As we know, most of the stimulus spending does not take place until next year and beyond, so the short-run gains are puny. On the other hand, the big increase in the projected deficit creates the expectation of higher interest rates, which raises interest rates now. These higher interest rates serve to weaken the economy.
According to this standard analysis, the stimulus is going to hurt GDP now, when we could use the most help. Much of the spending will kick in a year or more from now, with multiplier effects following afterward, when the economy will need little, if any, stimulus.
This is the flaw with using spending rather than tax cuts as a stimulus. The lags are longer when you use spending.
Of course, if the real goal is to promote government at the expense of civil society and to create a one-party state in which business success is based on political favoritism, then the stimulus is working exactly as intended.
Yup. But it’s a misnomer to call it “stimulus.”
[Update mid afternoon]
The “reality-based community” has a collision with reality:
Cohn reports how former CBO director and current OMB chief Peter Orszag pressured careerists to assume sizable savings due to proposed reforms. The problem is the bean counters did not believe the alleged savings were justified according to the available evidence…it is interesting that the reality-based Obama crowd, which promised to roll back the “Republican War on Science” is now arguing against what Cohn calls “a super-strict reading of the evidence.”

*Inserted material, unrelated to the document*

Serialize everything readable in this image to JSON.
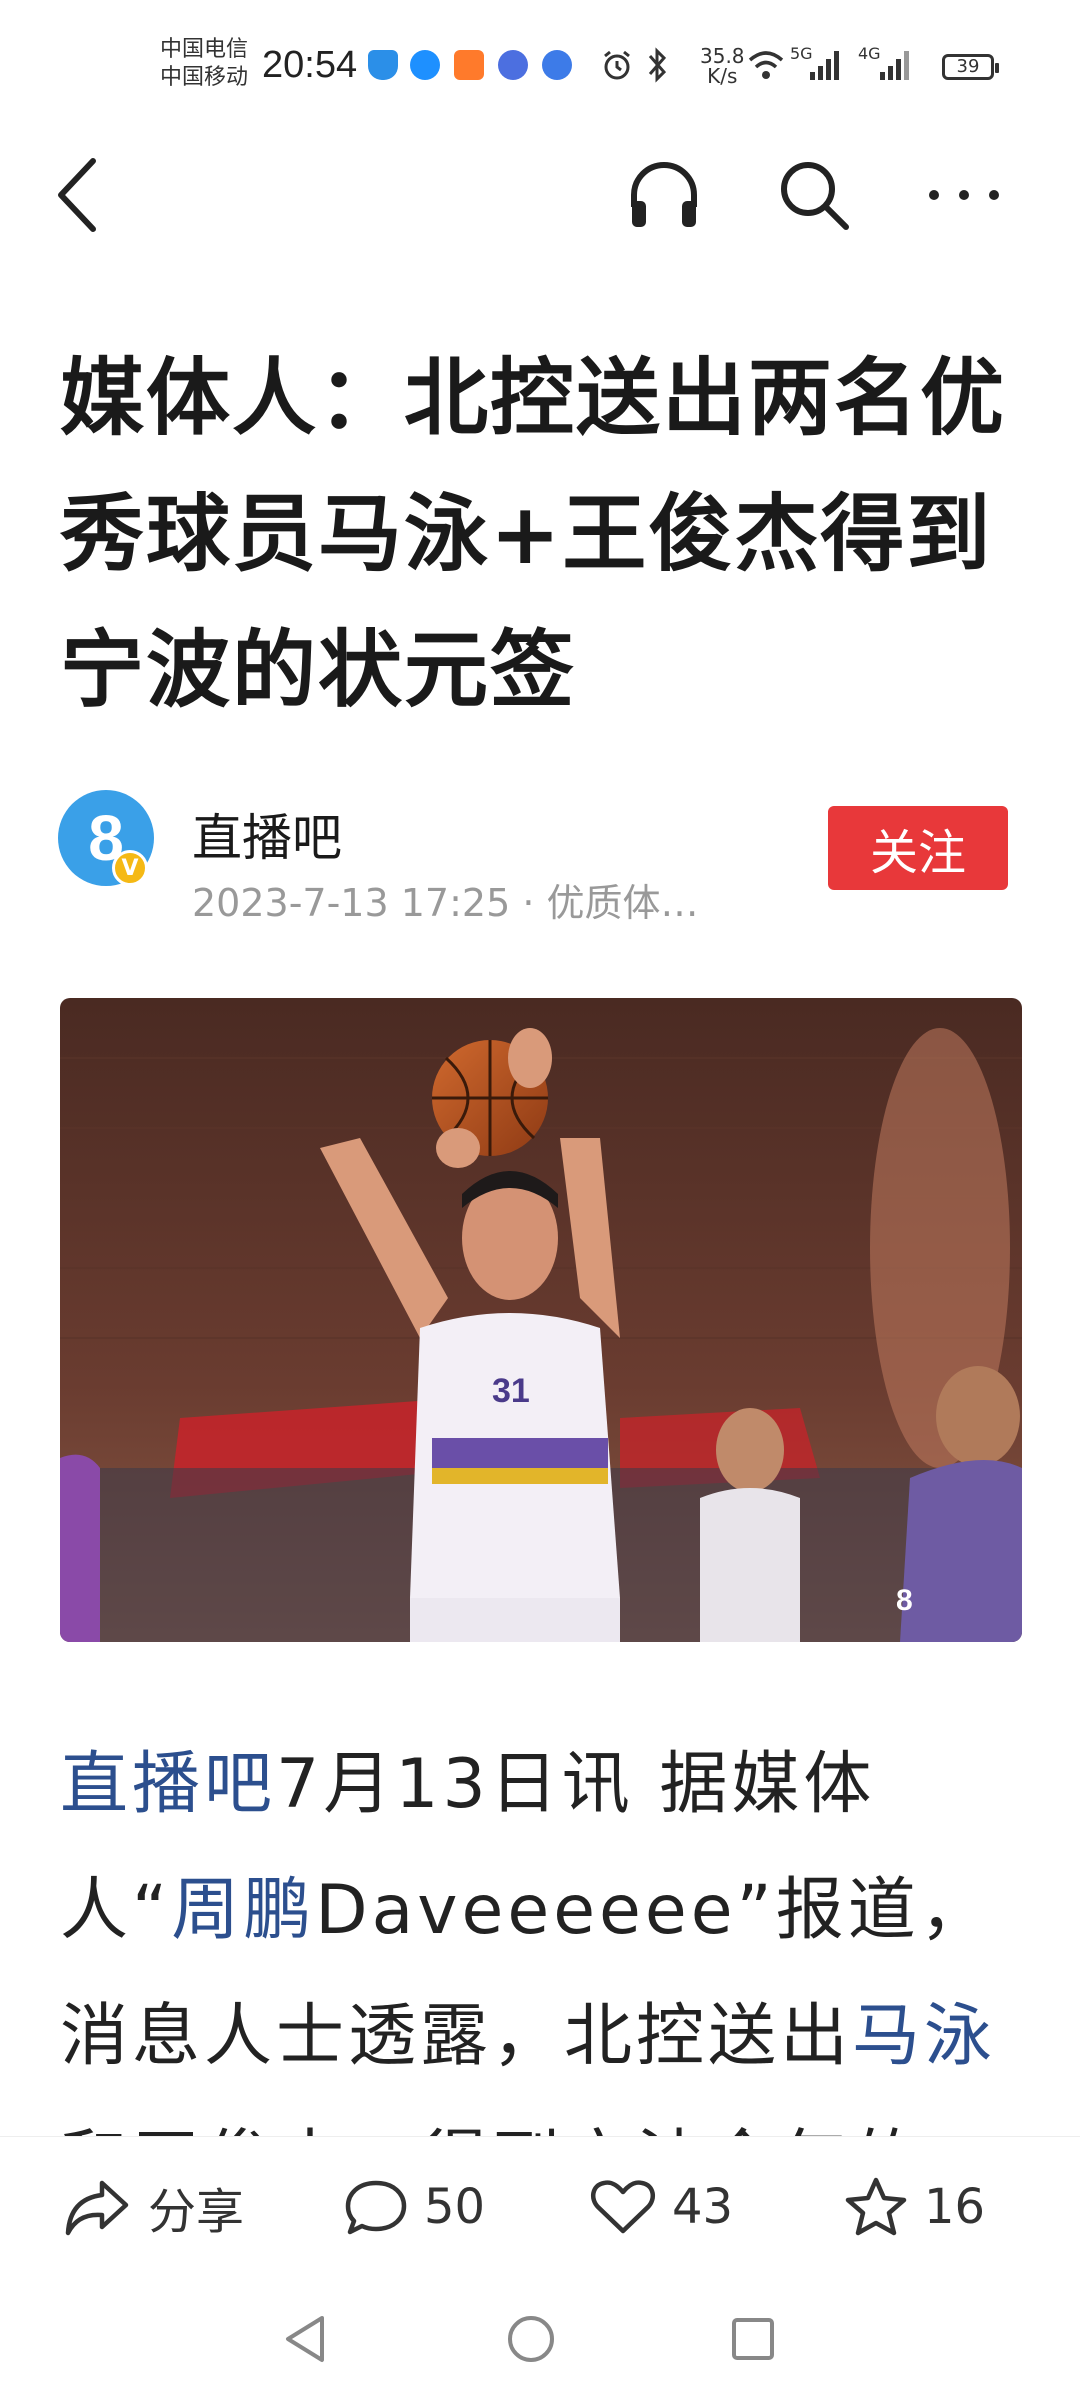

Well, there’s science, and then there’s, you know, “scientific socialism.” Or maybe they’re just waging a war on math.
[Update late afternoon]
Wishful thinking, not a plan:
Congress is working on a health-care bill to expand coverage mainly by subsidizing insurance for tens of millions of households. This new entitlement is likely to cost $150 billion per year initially and grow, on a per capita basis, at a rate that is about 2 percentage points above GDP growth each year going forward. In other words, the cost of this new program will rise just as rapidly as Medicare and Medicaid spending has for decades now.
Orszag and others are saying, don’t worry, health-information technology, comparative-effectiveness research, more attention to prevention and wellness, and some very modest provider payment reforms in Medicare will make all of this governmental spending — on Medicare, Medicaid, and the new subsidy program — grow much more slowly in the future than it has in the past.
But this is an assertion — not a fact. Where’s the evidence to back it up?
“Wishful thinking” is a pretty good summary of Democrat policies in general, both domestic and foreign.